Ready to take a look at your operating expenses to combat margin compression? We talked to NADA’s former Dealership Management Consultant Steve Emery about 11 cost-cutting strategies that you can use to get started.
1. Manage your advertising budget.
For most dealers, advertising is a seven-figure number annually.
Who is managing that? Emery notes that all dealers have a warranty clerk who manages that expense, but very few have an advertising manager – and that expense dwarfs warranty.
“You have no other expense that doesn’t have a manager,” he says. “My theory on advertising is it’s your choice. You can cut it in half and sell the same amount of cars, or if you like to hear your name on the radio and see it in the paper, spend the same amount and sell twice as many cars. Either way you win.”
2. Hang on to your keys.
The average dealer makes about two percent net profit, Emery says. That means if you have to replace a set of keys that costs $300, you need to sell $15,000 worth of something to make up for it. “If I lose a set of keys, I’ve erased a month of technician labor or a used car sale.”
Bottom line: Establish strong key control.
3. Reorganize your service department schedule.
Are you covering peak times with people on overtime? Cut down on overtime by switching to service schedules of four 10-hour days. “Dealerships that are moving to Saturday service are asking people to work Saturdays and giving them two days off during the week.” Emery says.
4. Incentivize support personnel to save money.
Emery has seen dealers that give bonuses to service department cashiers based on how many hours the shop produces. You can also reward payables clerks who find ways to cut vendor costs.
5. Reevaluate vendor contracts.
Most dealers don’t think about vendor contracts, such as their landscaping service or shop supply provider, until the week they’re up for renewal, so they just stay with the company they’re with.
But the best deals typically go to new customers. To get those, you need time to shop the options. Put renewal dates on the calendar at least two months ahead of time and then shop different options to keep the vendors honest. If the price is as low as you can go, ask for other concessions.
6. Go farming versus hunting for customers.
Throwing advertising at new customers is hunting. Mining your existing customer database is farming. “What do you think it costs to send an email or make a phone call versus buying an ad?” Emery says.
It’s important you have a process in place to analyze your database and determine which customers may be in a position to trade out of their current vehicle, purchase a new vehicle and possibly lower their monthly payment.
7. Change how you buy used cars.
The most expensive place to buy a car is an auction because of all the fees involved. Plus, if you’re at an auction, you’ve proven you’re willing to spend money on a car another dealer didn’t want.

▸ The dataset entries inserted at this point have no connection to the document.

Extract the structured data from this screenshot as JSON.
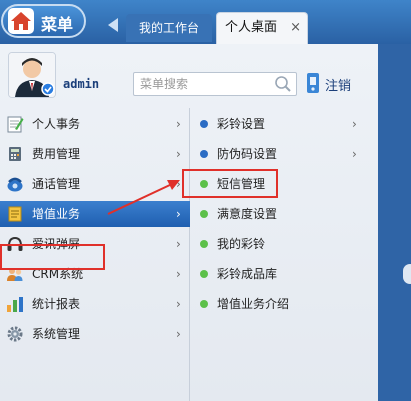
{
  "header": {
    "menu_label": "菜单",
    "tabs": [
      {
        "label": "我的工作台",
        "active": false
      },
      {
        "label": "个人桌面",
        "active": true,
        "close": "×"
      }
    ]
  },
  "user": {
    "name": "admin"
  },
  "search": {
    "placeholder": "菜单搜索"
  },
  "logout": {
    "label": "注销"
  },
  "left_menu": [
    {
      "label": "个人事务",
      "icon": "notepad-icon",
      "arrow": "›"
    },
    {
      "label": "费用管理",
      "icon": "calculator-icon",
      "arrow": "›"
    },
    {
      "label": "通话管理",
      "icon": "telephone-icon",
      "arrow": "›"
    },
    {
      "label": "增值业务",
      "icon": "document-icon",
      "arrow": "›",
      "active": true
    },
    {
      "label": "爱讯弹屏",
      "icon": "headset-icon",
      "arrow": "›"
    },
    {
      "label": "CRM系统",
      "icon": "users-icon",
      "arrow": "›"
    },
    {
      "label": "统计报表",
      "icon": "bar-chart-icon",
      "arrow": "›"
    },
    {
      "label": "系统管理",
      "icon": "gear-icon",
      "arrow": "›"
    }
  ],
  "right_menu": [
    {
      "label": "彩铃设置",
      "dot": "blue",
      "arrow": "›"
    },
    {
      "label": "防伪码设置",
      "dot": "blue",
      "arrow": "›"
    },
    {
      "label": "短信管理",
      "dot": "green"
    },
    {
      "label": "满意度设置",
      "dot": "green"
    },
    {
      "label": "我的彩铃",
      "dot": "green"
    },
    {
      "label": "彩铃成品库",
      "dot": "green"
    },
    {
      "label": "增值业务介绍",
      "dot": "green"
    }
  ],
  "colors": {
    "blue_dot": "#2b6cc4",
    "green_dot": "#5cc04a",
    "highlight": "#e0302a"
  }
}
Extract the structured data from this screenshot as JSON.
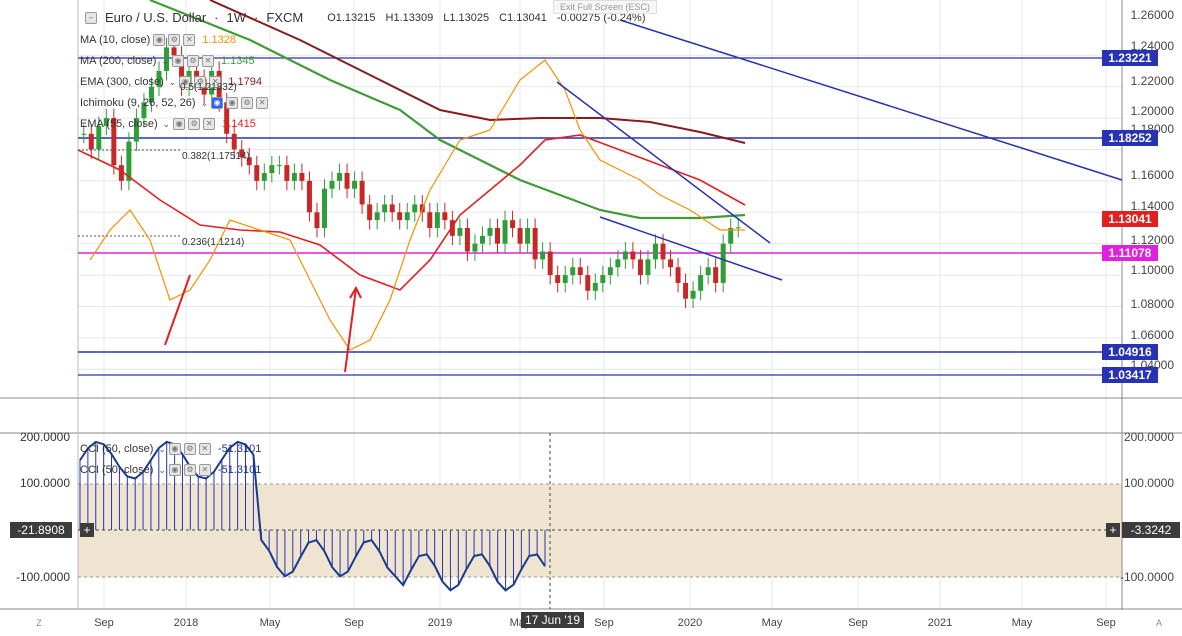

A lot of dealerships are using their own people to find used cars. “You want your salespeople to be armed with a shopping list of the cars you want to buy from the private seller market. A third of cars are sold privately. Tell your customer base as well,” Emery says. You’ll get cars that aren’t available at auction at a better price.
8. Ditch the collective pay plan in the parts department.
“Why are we paying people in parts off a collectively based pay plan instead of individually?” Emery asks. “It costs you money because some people are coasting.”
9. Track freight by the parts counterperson.
A lot of freight expenses go uncollected because the parts counter staff never quotes the price of the part plus freight. “If you’re a big parts wholesale dealer, it’s big money,” he says. “It could be $10,000 a month. You want it collected. Track that weekly by counterperson.”
10. Track shop supplies by the technician.
Shop supplies are typically tracked on one big invoice or ticket. The service manager signs off on it every week, but they don’t look at it by technician.
“Maybe you have two technicians doing the same kind of work,” Emery says. “One guy changes his gloves twice a day, one guy changes them every 10 minutes. Figure out whose expenses are high, whose are low … and why.”
11. Do a weekly asset review.
Look at the top 10 oldest assets you have – your 10 oldest new and used cars, parts that haven’t sold, the oldest repair orders and the warranty claims that haven’t been paid. Let your managers know that you expect to see movement each week. He says, “By doing that, managers know at least once a week they better be working on moving the ball forward. You don’t want the same top 10 the next week.”
The bottom line, Emery says, is that with a little more attention, dealers can find all kinds of ways to control costs.
“Expenses aren’t hard to find in your dealership,” he says. “They’re everywhere!”